“I don’t understand why my giving it to you to defend yourself should have such consequences,” Castiel said, looking at Dean intently, his voice low with frustration, “Only that I am not surprised that something happened, for the grievousness of my crime.”
“Well, can we logic it out, though?” Sam said, looking accusingly at the pile of books that he’d brought in, but which they’d already looked through and found devoid of useful information. “I mean, okay, so you your sword is symbolic of, or the embodiment of justice, right?”
Castiel gave a reluctant noise of assent, which conveyed in Dean’s mind that Sam was only accurate enough for the purposes of this conversation, nothing more. Sam seemed to pick up on it too, because he put on his determined face and continued, “So you effectively gave Dean your justice or whatever. But then he gave it back. And apparently that’s enough to leave Dean with some special abilities.”
“You know what’d be interesting,” Dean interrupted, musing, “Is if I can see every angel’s wings, or just yours, Cas.”
Castiel narrowed his eyes at him. “Why would that be interesting, Dean?”
Dean shrugged. “I guess it’d tell us whether this is general sort of deal or a personal one.”
He hadn’t really meant it to be a suggestive comment, but Cas seemed to take it like one. His wings hunched in even further, the dark parts flaring weakly with bursts of embers and electrical currents, and…was that a flush? Holy shit, he’d embarrassed an angel. He hadn’t even done it on purpose this time.
He was going to Hell. Again.
Sam was giving him this exasperated, ‘you’ve broken him, you get to fix him’ look, so he shrugged again and said, “Or something, I’m just stabbing in the dark, man.”

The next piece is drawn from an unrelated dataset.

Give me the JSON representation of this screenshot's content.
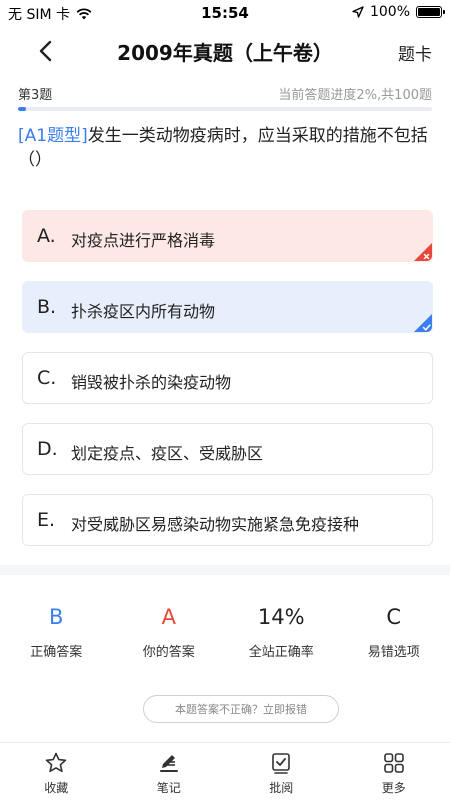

Cas’s wings came down slightly. Good. It was interesting, really, how expressive Cas was with them—he’d always seemed so remote and still before, but the wings were always in motion, always telling something about what the angel was really feeling. Dean was kind of fascinated, if he was honest with himself. It gave something for him to hold onto, at least, when so often he felt entirely flummoxed by the complete otherness of Cas, especially now that he was back to full-on angel.

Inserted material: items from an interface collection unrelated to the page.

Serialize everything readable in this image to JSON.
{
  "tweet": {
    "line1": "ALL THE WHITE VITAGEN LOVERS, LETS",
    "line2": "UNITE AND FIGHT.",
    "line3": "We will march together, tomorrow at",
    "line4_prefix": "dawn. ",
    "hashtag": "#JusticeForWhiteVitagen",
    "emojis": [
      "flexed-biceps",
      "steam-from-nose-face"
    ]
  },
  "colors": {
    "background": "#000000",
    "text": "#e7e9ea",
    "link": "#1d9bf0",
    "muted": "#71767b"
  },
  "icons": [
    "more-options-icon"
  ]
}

“I suppose,” Cas allowed. “But surely it is more important for us to sever this connection, or at least dull it. I have to travel to remote and often non-physical locations to continue my work in Heaven, and I can’t do that if I know that I may be damaging you in the process. What if I had gone to ground in the Pacific Ocean?”

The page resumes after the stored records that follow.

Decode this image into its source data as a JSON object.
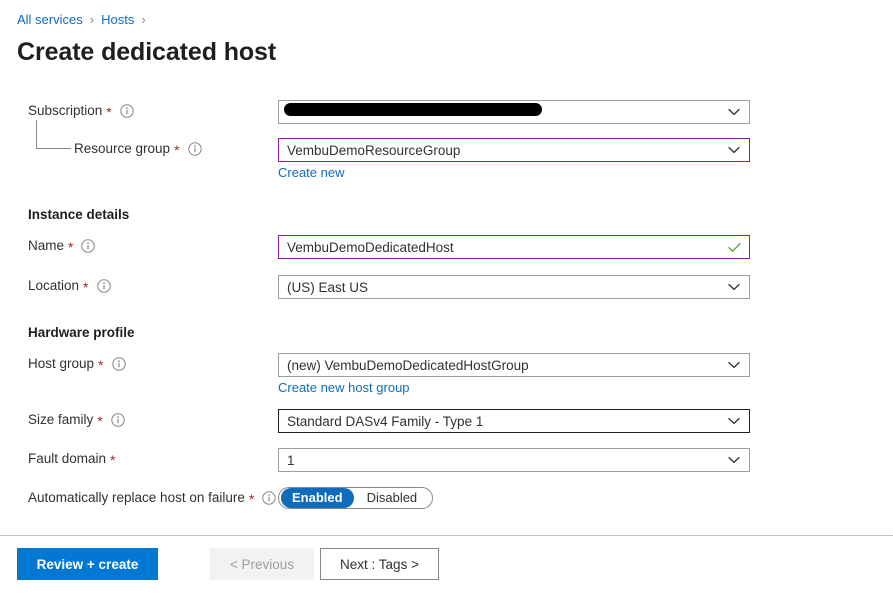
{
  "breadcrumb": {
    "items": [
      "All services",
      "Hosts"
    ],
    "separator": "›"
  },
  "page_title": "Create dedicated host",
  "project_details": {
    "fields": [
      {
        "label": "Subscription",
        "required": "*",
        "value": "",
        "redacted": true,
        "state": "default",
        "control": "dropdown"
      },
      {
        "label": "Resource group",
        "required": "*",
        "value": "VembuDemoResourceGroup",
        "redacted": false,
        "state": "focused",
        "control": "dropdown",
        "sublink": "Create new"
      }
    ]
  },
  "instance_details": {
    "heading": "Instance details",
    "fields": [
      {
        "label": "Name",
        "required": "*",
        "value": "VembuDemoDedicatedHost",
        "state": "focused",
        "control": "textbox-valid"
      },
      {
        "label": "Location",
        "required": "*",
        "value": "(US) East US",
        "state": "default",
        "control": "dropdown"
      }
    ]
  },
  "hardware_profile": {
    "heading": "Hardware profile",
    "fields": [
      {
        "label": "Host group",
        "required": "*",
        "value": "(new) VembuDemoDedicatedHostGroup",
        "state": "default",
        "control": "dropdown",
        "sublink": "Create new host group"
      },
      {
        "label": "Size family",
        "required": "*",
        "value": "Standard DASv4 Family - Type 1",
        "state": "hovered",
        "control": "dropdown"
      },
      {
        "label": "Fault domain",
        "required": "*",
        "value": "1",
        "state": "default",
        "control": "dropdown"
      }
    ],
    "toggle": {
      "label": "Automatically replace host on failure",
      "required": "*",
      "options": [
        "Enabled",
        "Disabled"
      ],
      "selected": "Enabled"
    }
  },
  "footer": {
    "review_create": "Review + create",
    "previous": "< Previous",
    "next": "Next : Tags >"
  },
  "colors": {
    "accent_blue": "#0078d4",
    "link_blue": "#0f6cbd",
    "focus_purple": "#8a1fa8",
    "valid_green": "#5ba83c",
    "required_red": "#a4262c"
  }
}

Dean shuddered. “Yeah, drowning for a few weeks, not so much.”
“Well, you’ve already taken your sword back, so that doesn’t tell us anything,” Sam said to Cas.
“No,” Cas said slowly. His mouth twisted very slightly, and then he set his sword down upon the table. “You still have the other sword I left with you?”
“Yeah.” Sam dug around in his duffle and handed it out. Castiel took it with an unhappy expression, but slipped it up his sleeve without hesitation. And then his wings were hunching up again, tightening around his narrow shoulders. “I think I need to check on some things.”
The wings drew back.
Dean reached forward reflexively, “Woah, wait, Cas, you’re not even—”
His hands closed on air.
“—healed up. Shit.”
“Where the fuck is he going?” Sam asked.
Dean sighed. “Who knows, dude. But if he ends up in the ocean or some shit, we are going to have some strong words when he comes back.”
The sword that Castiel had left, Cas’s sword, glinted on the table.
The advantages of brightness and sharpness were that they’re the tools of swiftness, accuracy, and clean death.
The miles to the border of Nevada were as negligible as desert dust.